ABOUT THIS TASK
Copy out each line of the listing that has the word "JSON" in it.

________________________

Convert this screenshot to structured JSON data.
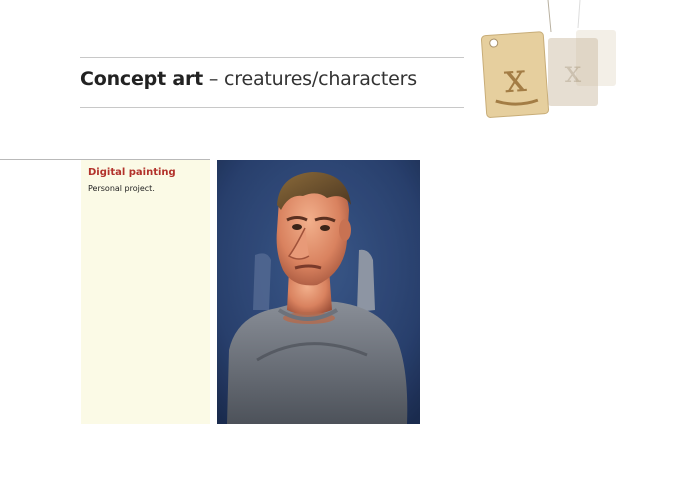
{
  "header": {
    "title_bold": "Concept art",
    "title_rest": "– creatures/characters"
  },
  "section": {
    "heading": "Digital painting",
    "description": "Personal project."
  },
  "artwork": {
    "subject": "painted portrait of a man in a grey shirt"
  },
  "logo": {
    "icon": "hanging-tag-logo-icon"
  },
  "colors": {
    "heading": "#b2322b",
    "panel_background": "#fbfae6",
    "rule": "#c8c8c8"
  }
}
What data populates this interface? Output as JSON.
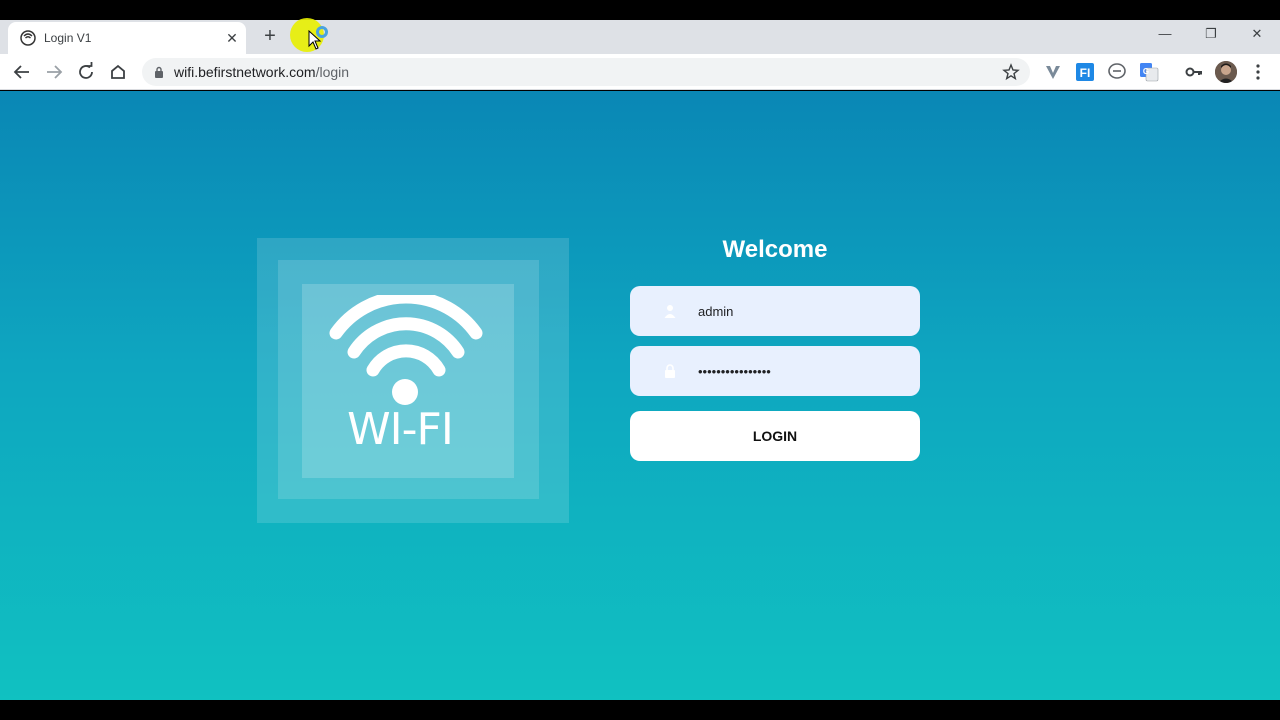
{
  "browser": {
    "tab": {
      "title": "Login V1",
      "close_glyph": "✕"
    },
    "new_tab_glyph": "+",
    "url": {
      "host": "wifi.befirstnetwork.com",
      "path": "/login"
    },
    "window_controls": {
      "minimize": "—",
      "restore": "❐",
      "close": "✕"
    },
    "extensions": [
      "vimium-icon",
      "fi-extension-icon",
      "line-extension-icon",
      "google-translate-icon",
      "key-icon"
    ]
  },
  "page": {
    "logo_text": "WI-FI",
    "welcome": "Welcome",
    "username": {
      "value": "admin"
    },
    "password": {
      "value": "••••••••••••••••"
    },
    "login_label": "LOGIN"
  },
  "colors": {
    "gradient_top": "#0a87b5",
    "gradient_bottom": "#10c1c1",
    "field_bg": "#e8f0fe"
  }
}
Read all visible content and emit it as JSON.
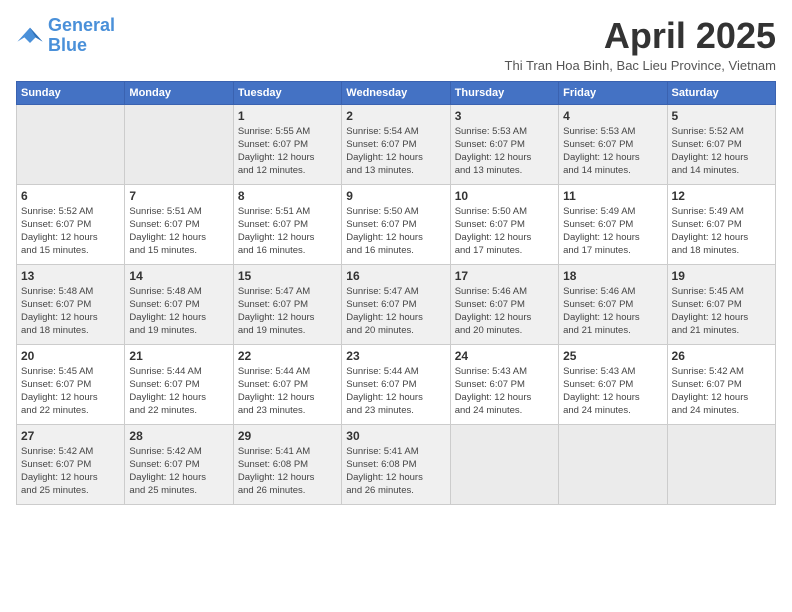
{
  "logo": {
    "line1": "General",
    "line2": "Blue"
  },
  "title": "April 2025",
  "subtitle": "Thi Tran Hoa Binh, Bac Lieu Province, Vietnam",
  "weekdays": [
    "Sunday",
    "Monday",
    "Tuesday",
    "Wednesday",
    "Thursday",
    "Friday",
    "Saturday"
  ],
  "weeks": [
    [
      {
        "day": "",
        "info": ""
      },
      {
        "day": "",
        "info": ""
      },
      {
        "day": "1",
        "info": "Sunrise: 5:55 AM\nSunset: 6:07 PM\nDaylight: 12 hours\nand 12 minutes."
      },
      {
        "day": "2",
        "info": "Sunrise: 5:54 AM\nSunset: 6:07 PM\nDaylight: 12 hours\nand 13 minutes."
      },
      {
        "day": "3",
        "info": "Sunrise: 5:53 AM\nSunset: 6:07 PM\nDaylight: 12 hours\nand 13 minutes."
      },
      {
        "day": "4",
        "info": "Sunrise: 5:53 AM\nSunset: 6:07 PM\nDaylight: 12 hours\nand 14 minutes."
      },
      {
        "day": "5",
        "info": "Sunrise: 5:52 AM\nSunset: 6:07 PM\nDaylight: 12 hours\nand 14 minutes."
      }
    ],
    [
      {
        "day": "6",
        "info": "Sunrise: 5:52 AM\nSunset: 6:07 PM\nDaylight: 12 hours\nand 15 minutes."
      },
      {
        "day": "7",
        "info": "Sunrise: 5:51 AM\nSunset: 6:07 PM\nDaylight: 12 hours\nand 15 minutes."
      },
      {
        "day": "8",
        "info": "Sunrise: 5:51 AM\nSunset: 6:07 PM\nDaylight: 12 hours\nand 16 minutes."
      },
      {
        "day": "9",
        "info": "Sunrise: 5:50 AM\nSunset: 6:07 PM\nDaylight: 12 hours\nand 16 minutes."
      },
      {
        "day": "10",
        "info": "Sunrise: 5:50 AM\nSunset: 6:07 PM\nDaylight: 12 hours\nand 17 minutes."
      },
      {
        "day": "11",
        "info": "Sunrise: 5:49 AM\nSunset: 6:07 PM\nDaylight: 12 hours\nand 17 minutes."
      },
      {
        "day": "12",
        "info": "Sunrise: 5:49 AM\nSunset: 6:07 PM\nDaylight: 12 hours\nand 18 minutes."
      }
    ],
    [
      {
        "day": "13",
        "info": "Sunrise: 5:48 AM\nSunset: 6:07 PM\nDaylight: 12 hours\nand 18 minutes."
      },
      {
        "day": "14",
        "info": "Sunrise: 5:48 AM\nSunset: 6:07 PM\nDaylight: 12 hours\nand 19 minutes."
      },
      {
        "day": "15",
        "info": "Sunrise: 5:47 AM\nSunset: 6:07 PM\nDaylight: 12 hours\nand 19 minutes."
      },
      {
        "day": "16",
        "info": "Sunrise: 5:47 AM\nSunset: 6:07 PM\nDaylight: 12 hours\nand 20 minutes."
      },
      {
        "day": "17",
        "info": "Sunrise: 5:46 AM\nSunset: 6:07 PM\nDaylight: 12 hours\nand 20 minutes."
      },
      {
        "day": "18",
        "info": "Sunrise: 5:46 AM\nSunset: 6:07 PM\nDaylight: 12 hours\nand 21 minutes."
      },
      {
        "day": "19",
        "info": "Sunrise: 5:45 AM\nSunset: 6:07 PM\nDaylight: 12 hours\nand 21 minutes."
      }
    ],
    [
      {
        "day": "20",
        "info": "Sunrise: 5:45 AM\nSunset: 6:07 PM\nDaylight: 12 hours\nand 22 minutes."
      },
      {
        "day": "21",
        "info": "Sunrise: 5:44 AM\nSunset: 6:07 PM\nDaylight: 12 hours\nand 22 minutes."
      },
      {
        "day": "22",
        "info": "Sunrise: 5:44 AM\nSunset: 6:07 PM\nDaylight: 12 hours\nand 23 minutes."
      },
      {
        "day": "23",
        "info": "Sunrise: 5:44 AM\nSunset: 6:07 PM\nDaylight: 12 hours\nand 23 minutes."
      },
      {
        "day": "24",
        "info": "Sunrise: 5:43 AM\nSunset: 6:07 PM\nDaylight: 12 hours\nand 24 minutes."
      },
      {
        "day": "25",
        "info": "Sunrise: 5:43 AM\nSunset: 6:07 PM\nDaylight: 12 hours\nand 24 minutes."
      },
      {
        "day": "26",
        "info": "Sunrise: 5:42 AM\nSunset: 6:07 PM\nDaylight: 12 hours\nand 24 minutes."
      }
    ],
    [
      {
        "day": "27",
        "info": "Sunrise: 5:42 AM\nSunset: 6:07 PM\nDaylight: 12 hours\nand 25 minutes."
      },
      {
        "day": "28",
        "info": "Sunrise: 5:42 AM\nSunset: 6:07 PM\nDaylight: 12 hours\nand 25 minutes."
      },
      {
        "day": "29",
        "info": "Sunrise: 5:41 AM\nSunset: 6:08 PM\nDaylight: 12 hours\nand 26 minutes."
      },
      {
        "day": "30",
        "info": "Sunrise: 5:41 AM\nSunset: 6:08 PM\nDaylight: 12 hours\nand 26 minutes."
      },
      {
        "day": "",
        "info": ""
      },
      {
        "day": "",
        "info": ""
      },
      {
        "day": "",
        "info": ""
      }
    ]
  ]
}
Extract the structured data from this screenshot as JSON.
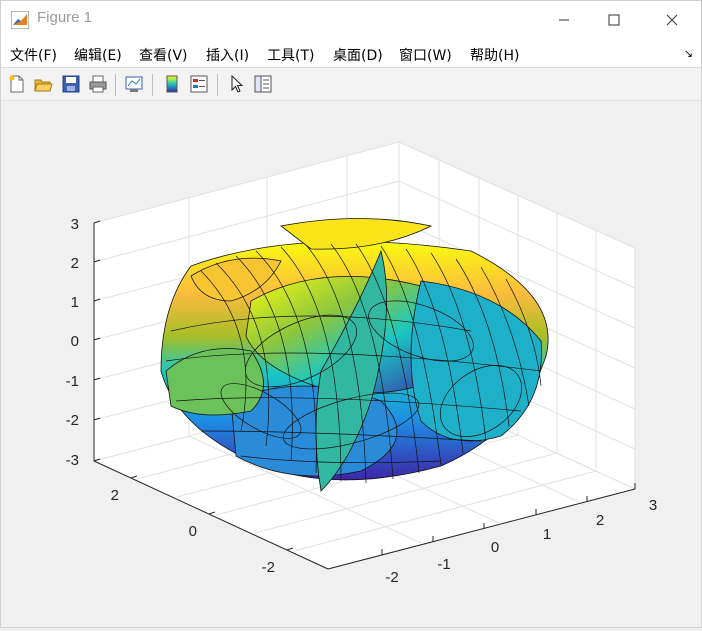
{
  "window": {
    "title": "Figure 1"
  },
  "menu": [
    {
      "label": "文件(F)"
    },
    {
      "label": "编辑(E)"
    },
    {
      "label": "查看(V)"
    },
    {
      "label": "插入(I)"
    },
    {
      "label": "工具(T)"
    },
    {
      "label": "桌面(D)"
    },
    {
      "label": "窗口(W)"
    },
    {
      "label": "帮助(H)"
    }
  ],
  "toolbar": {
    "icons": [
      "new-figure-icon",
      "open-file-icon",
      "save-icon",
      "print-icon",
      "link-plot-icon",
      "colorbar-icon",
      "legend-icon",
      "pointer-icon",
      "property-inspector-icon"
    ]
  },
  "axes": {
    "z_ticks": [
      "3",
      "2",
      "1",
      "0",
      "-1",
      "-2",
      "-3"
    ],
    "y_ticks": [
      "2",
      "0",
      "-2"
    ],
    "x_ticks": [
      "-2",
      "-1",
      "0",
      "1",
      "2",
      "3"
    ]
  },
  "colors": {
    "accent_yellow": "#f9fb0e",
    "accent_blue": "#3e26a8",
    "accent_teal": "#1ac7c2"
  }
}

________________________

FINISHED TASK
Convert this screenshot to structured JSON data.
What data populates this interface? Output as JSON.
Read all visible content and emit it as JSON.
Extract the structured data from this screenshot as JSON.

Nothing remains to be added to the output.